MATERIAL TO PROCESS
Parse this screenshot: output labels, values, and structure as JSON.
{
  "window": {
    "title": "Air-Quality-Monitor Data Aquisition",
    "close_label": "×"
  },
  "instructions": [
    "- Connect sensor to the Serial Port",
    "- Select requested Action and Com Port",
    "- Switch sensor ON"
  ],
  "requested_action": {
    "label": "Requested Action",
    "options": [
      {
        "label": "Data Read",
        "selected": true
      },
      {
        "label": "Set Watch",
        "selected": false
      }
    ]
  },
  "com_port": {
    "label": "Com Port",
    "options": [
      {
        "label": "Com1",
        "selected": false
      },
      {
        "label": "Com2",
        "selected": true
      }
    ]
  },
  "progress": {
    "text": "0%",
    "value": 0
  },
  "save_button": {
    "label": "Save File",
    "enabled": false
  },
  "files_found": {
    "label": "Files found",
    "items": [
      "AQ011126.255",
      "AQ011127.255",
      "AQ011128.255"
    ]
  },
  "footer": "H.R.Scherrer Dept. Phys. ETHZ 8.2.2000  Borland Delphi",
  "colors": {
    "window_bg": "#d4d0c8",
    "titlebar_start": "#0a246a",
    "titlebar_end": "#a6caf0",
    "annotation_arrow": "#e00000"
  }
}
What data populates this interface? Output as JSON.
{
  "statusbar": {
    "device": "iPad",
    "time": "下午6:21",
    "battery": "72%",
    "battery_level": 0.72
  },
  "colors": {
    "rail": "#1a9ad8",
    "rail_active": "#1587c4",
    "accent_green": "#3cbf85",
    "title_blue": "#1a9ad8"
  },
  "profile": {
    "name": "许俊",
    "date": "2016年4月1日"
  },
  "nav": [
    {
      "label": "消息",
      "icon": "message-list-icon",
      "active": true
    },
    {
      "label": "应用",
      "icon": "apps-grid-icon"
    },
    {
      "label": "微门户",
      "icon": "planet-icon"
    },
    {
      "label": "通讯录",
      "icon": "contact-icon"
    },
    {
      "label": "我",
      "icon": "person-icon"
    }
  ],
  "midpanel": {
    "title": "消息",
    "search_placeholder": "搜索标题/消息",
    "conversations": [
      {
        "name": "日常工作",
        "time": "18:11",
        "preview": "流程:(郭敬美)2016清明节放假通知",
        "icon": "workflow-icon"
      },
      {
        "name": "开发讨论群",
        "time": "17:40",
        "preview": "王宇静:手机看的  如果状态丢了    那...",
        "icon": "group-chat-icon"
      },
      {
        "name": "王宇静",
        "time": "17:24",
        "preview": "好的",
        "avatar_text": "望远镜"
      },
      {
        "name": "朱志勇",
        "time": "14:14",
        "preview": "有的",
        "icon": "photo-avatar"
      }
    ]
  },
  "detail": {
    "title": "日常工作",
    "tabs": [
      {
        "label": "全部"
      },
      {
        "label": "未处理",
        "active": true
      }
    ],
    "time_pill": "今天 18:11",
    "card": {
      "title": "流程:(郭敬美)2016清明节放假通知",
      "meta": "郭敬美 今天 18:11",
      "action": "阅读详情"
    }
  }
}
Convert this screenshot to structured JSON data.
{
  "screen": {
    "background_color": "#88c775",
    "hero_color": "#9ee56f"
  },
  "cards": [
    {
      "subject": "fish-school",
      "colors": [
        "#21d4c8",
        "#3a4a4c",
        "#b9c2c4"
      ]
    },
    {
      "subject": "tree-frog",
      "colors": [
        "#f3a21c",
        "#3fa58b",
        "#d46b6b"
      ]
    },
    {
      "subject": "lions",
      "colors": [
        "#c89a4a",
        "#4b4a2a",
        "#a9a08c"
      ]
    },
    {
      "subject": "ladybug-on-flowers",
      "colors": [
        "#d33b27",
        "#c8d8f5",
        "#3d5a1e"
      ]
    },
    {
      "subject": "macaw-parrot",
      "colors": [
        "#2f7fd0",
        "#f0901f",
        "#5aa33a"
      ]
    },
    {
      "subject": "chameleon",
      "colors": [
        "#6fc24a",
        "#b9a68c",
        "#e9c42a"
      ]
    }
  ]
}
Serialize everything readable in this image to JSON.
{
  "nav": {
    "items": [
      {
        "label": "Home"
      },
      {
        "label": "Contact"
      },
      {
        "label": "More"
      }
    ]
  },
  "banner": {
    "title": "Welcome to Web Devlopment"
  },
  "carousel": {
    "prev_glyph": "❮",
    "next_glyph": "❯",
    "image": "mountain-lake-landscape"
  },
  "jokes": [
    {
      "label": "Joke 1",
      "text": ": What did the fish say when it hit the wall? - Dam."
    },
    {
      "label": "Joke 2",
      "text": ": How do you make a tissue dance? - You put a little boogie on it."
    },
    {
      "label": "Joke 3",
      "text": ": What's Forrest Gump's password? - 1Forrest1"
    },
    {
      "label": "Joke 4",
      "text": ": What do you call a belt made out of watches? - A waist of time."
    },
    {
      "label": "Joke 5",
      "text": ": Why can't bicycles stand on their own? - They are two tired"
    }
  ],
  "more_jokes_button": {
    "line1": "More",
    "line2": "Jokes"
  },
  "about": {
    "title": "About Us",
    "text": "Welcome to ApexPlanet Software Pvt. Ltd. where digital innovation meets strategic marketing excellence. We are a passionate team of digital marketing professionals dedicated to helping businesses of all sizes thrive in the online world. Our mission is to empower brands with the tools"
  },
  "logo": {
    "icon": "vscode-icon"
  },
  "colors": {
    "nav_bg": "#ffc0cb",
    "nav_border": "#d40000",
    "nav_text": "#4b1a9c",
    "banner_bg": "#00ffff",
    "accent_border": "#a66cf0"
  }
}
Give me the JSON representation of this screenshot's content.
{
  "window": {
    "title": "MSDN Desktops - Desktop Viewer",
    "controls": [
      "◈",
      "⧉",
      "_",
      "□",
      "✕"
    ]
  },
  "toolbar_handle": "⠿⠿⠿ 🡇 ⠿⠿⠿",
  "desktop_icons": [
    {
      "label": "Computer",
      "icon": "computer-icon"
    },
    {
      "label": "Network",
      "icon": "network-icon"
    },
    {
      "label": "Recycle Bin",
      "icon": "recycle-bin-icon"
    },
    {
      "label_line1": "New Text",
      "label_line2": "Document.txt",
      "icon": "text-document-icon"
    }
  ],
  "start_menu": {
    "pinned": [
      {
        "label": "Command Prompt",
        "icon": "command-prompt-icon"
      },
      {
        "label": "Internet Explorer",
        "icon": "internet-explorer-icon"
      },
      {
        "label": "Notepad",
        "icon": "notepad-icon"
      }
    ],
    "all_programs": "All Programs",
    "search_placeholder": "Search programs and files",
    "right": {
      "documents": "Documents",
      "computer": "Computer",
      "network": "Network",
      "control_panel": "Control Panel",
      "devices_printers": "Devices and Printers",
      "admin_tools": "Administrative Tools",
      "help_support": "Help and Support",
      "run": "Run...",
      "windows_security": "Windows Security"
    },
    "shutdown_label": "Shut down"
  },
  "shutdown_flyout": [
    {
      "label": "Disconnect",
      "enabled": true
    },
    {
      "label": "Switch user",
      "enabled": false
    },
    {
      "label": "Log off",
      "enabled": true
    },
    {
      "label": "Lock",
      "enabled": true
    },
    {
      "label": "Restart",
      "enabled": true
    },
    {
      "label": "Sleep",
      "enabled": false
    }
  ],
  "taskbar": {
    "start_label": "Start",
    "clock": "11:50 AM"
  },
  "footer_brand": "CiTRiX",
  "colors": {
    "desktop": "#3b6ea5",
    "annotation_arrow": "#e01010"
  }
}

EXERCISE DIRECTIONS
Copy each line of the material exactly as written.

SOLUTION
Parse this screenshot: output labels, values, and structure as JSON.
{
  "window": {
    "title": "Air-Quality-Monitor Data Aquisition",
    "close_label": "×"
  },
  "instructions": [
    "- Connect sensor to the Serial Port",
    "- Select requested Action and Com Port",
    "- Switch sensor ON"
  ],
  "requested_action": {
    "label": "Requested Action",
    "options": [
      {
        "label": "Data Read",
        "selected": true
      },
      {
        "label": "Set Watch",
        "selected": false
      }
    ]
  },
  "com_port": {
    "label": "Com Port",
    "options": [
      {
        "label": "Com1",
        "selected": false
      },
      {
        "label": "Com2",
        "selected": true
      }
    ]
  },
  "progress": {
    "text": "0%",
    "value": 0
  },
  "save_button": {
    "label": "Save File",
    "enabled": false
  },
  "files_found": {
    "label": "Files found",
    "items": [
      "AQ011126.255",
      "AQ011127.255",
      "AQ011128.255"
    ]
  },
  "footer": "H.R.Scherrer Dept. Phys. ETHZ 8.2.2000  Borland Delphi",
  "colors": {
    "window_bg": "#d4d0c8",
    "titlebar_start": "#0a246a",
    "titlebar_end": "#a6caf0",
    "annotation_arrow": "#e00000"
  }
}
What data populates this interface? Output as JSON.
{
  "statusbar": {
    "device": "iPad",
    "time": "下午6:21",
    "battery": "72%",
    "battery_level": 0.72
  },
  "colors": {
    "rail": "#1a9ad8",
    "rail_active": "#1587c4",
    "accent_green": "#3cbf85",
    "title_blue": "#1a9ad8"
  },
  "profile": {
    "name": "许俊",
    "date": "2016年4月1日"
  },
  "nav": [
    {
      "label": "消息",
      "icon": "message-list-icon",
      "active": true
    },
    {
      "label": "应用",
      "icon": "apps-grid-icon"
    },
    {
      "label": "微门户",
      "icon": "planet-icon"
    },
    {
      "label": "通讯录",
      "icon": "contact-icon"
    },
    {
      "label": "我",
      "icon": "person-icon"
    }
  ],
  "midpanel": {
    "title": "消息",
    "search_placeholder": "搜索标题/消息",
    "conversations": [
      {
        "name": "日常工作",
        "time": "18:11",
        "preview": "流程:(郭敬美)2016清明节放假通知",
        "icon": "workflow-icon"
      },
      {
        "name": "开发讨论群",
        "time": "17:40",
        "preview": "王宇静:手机看的  如果状态丢了    那...",
        "icon": "group-chat-icon"
      },
      {
        "name": "王宇静",
        "time": "17:24",
        "preview": "好的",
        "avatar_text": "望远镜"
      },
      {
        "name": "朱志勇",
        "time": "14:14",
        "preview": "有的",
        "icon": "photo-avatar"
      }
    ]
  },
  "detail": {
    "title": "日常工作",
    "tabs": [
      {
        "label": "全部"
      },
      {
        "label": "未处理",
        "active": true
      }
    ],
    "time_pill": "今天 18:11",
    "card": {
      "title": "流程:(郭敬美)2016清明节放假通知",
      "meta": "郭敬美 今天 18:11",
      "action": "阅读详情"
    }
  }
}
Convert this screenshot to structured JSON data.
{
  "screen": {
    "background_color": "#88c775",
    "hero_color": "#9ee56f"
  },
  "cards": [
    {
      "subject": "fish-school",
      "colors": [
        "#21d4c8",
        "#3a4a4c",
        "#b9c2c4"
      ]
    },
    {
      "subject": "tree-frog",
      "colors": [
        "#f3a21c",
        "#3fa58b",
        "#d46b6b"
      ]
    },
    {
      "subject": "lions",
      "colors": [
        "#c89a4a",
        "#4b4a2a",
        "#a9a08c"
      ]
    },
    {
      "subject": "ladybug-on-flowers",
      "colors": [
        "#d33b27",
        "#c8d8f5",
        "#3d5a1e"
      ]
    },
    {
      "subject": "macaw-parrot",
      "colors": [
        "#2f7fd0",
        "#f0901f",
        "#5aa33a"
      ]
    },
    {
      "subject": "chameleon",
      "colors": [
        "#6fc24a",
        "#b9a68c",
        "#e9c42a"
      ]
    }
  ]
}
Serialize everything readable in this image to JSON.
{
  "nav": {
    "items": [
      {
        "label": "Home"
      },
      {
        "label": "Contact"
      },
      {
        "label": "More"
      }
    ]
  },
  "banner": {
    "title": "Welcome to Web Devlopment"
  },
  "carousel": {
    "prev_glyph": "❮",
    "next_glyph": "❯",
    "image": "mountain-lake-landscape"
  },
  "jokes": [
    {
      "label": "Joke 1",
      "text": ": What did the fish say when it hit the wall? - Dam."
    },
    {
      "label": "Joke 2",
      "text": ": How do you make a tissue dance? - You put a little boogie on it."
    },
    {
      "label": "Joke 3",
      "text": ": What's Forrest Gump's password? - 1Forrest1"
    },
    {
      "label": "Joke 4",
      "text": ": What do you call a belt made out of watches? - A waist of time."
    },
    {
      "label": "Joke 5",
      "text": ": Why can't bicycles stand on their own? - They are two tired"
    }
  ],
  "more_jokes_button": {
    "line1": "More",
    "line2": "Jokes"
  },
  "about": {
    "title": "About Us",
    "text": "Welcome to ApexPlanet Software Pvt. Ltd. where digital innovation meets strategic marketing excellence. We are a passionate team of digital marketing professionals dedicated to helping businesses of all sizes thrive in the online world. Our mission is to empower brands with the tools"
  },
  "logo": {
    "icon": "vscode-icon"
  },
  "colors": {
    "nav_bg": "#ffc0cb",
    "nav_border": "#d40000",
    "nav_text": "#4b1a9c",
    "banner_bg": "#00ffff",
    "accent_border": "#a66cf0"
  }
}
Give me the JSON representation of this screenshot's content.
{
  "window": {
    "title": "MSDN Desktops - Desktop Viewer",
    "controls": [
      "◈",
      "⧉",
      "_",
      "□",
      "✕"
    ]
  },
  "toolbar_handle": "⠿⠿⠿ 🡇 ⠿⠿⠿",
  "desktop_icons": [
    {
      "label": "Computer",
      "icon": "computer-icon"
    },
    {
      "label": "Network",
      "icon": "network-icon"
    },
    {
      "label": "Recycle Bin",
      "icon": "recycle-bin-icon"
    },
    {
      "label_line1": "New Text",
      "label_line2": "Document.txt",
      "icon": "text-document-icon"
    }
  ],
  "start_menu": {
    "pinned": [
      {
        "label": "Command Prompt",
        "icon": "command-prompt-icon"
      },
      {
        "label": "Internet Explorer",
        "icon": "internet-explorer-icon"
      },
      {
        "label": "Notepad",
        "icon": "notepad-icon"
      }
    ],
    "all_programs": "All Programs",
    "search_placeholder": "Search programs and files",
    "right": {
      "documents": "Documents",
      "computer": "Computer",
      "network": "Network",
      "control_panel": "Control Panel",
      "devices_printers": "Devices and Printers",
      "admin_tools": "Administrative Tools",
      "help_support": "Help and Support",
      "run": "Run...",
      "windows_security": "Windows Security"
    },
    "shutdown_label": "Shut down"
  },
  "shutdown_flyout": [
    {
      "label": "Disconnect",
      "enabled": true
    },
    {
      "label": "Switch user",
      "enabled": false
    },
    {
      "label": "Log off",
      "enabled": true
    },
    {
      "label": "Lock",
      "enabled": true
    },
    {
      "label": "Restart",
      "enabled": true
    },
    {
      "label": "Sleep",
      "enabled": false
    }
  ],
  "taskbar": {
    "start_label": "Start",
    "clock": "11:50 AM"
  },
  "footer_brand": "CiTRiX",
  "colors": {
    "desktop": "#3b6ea5",
    "annotation_arrow": "#e01010"
  }
}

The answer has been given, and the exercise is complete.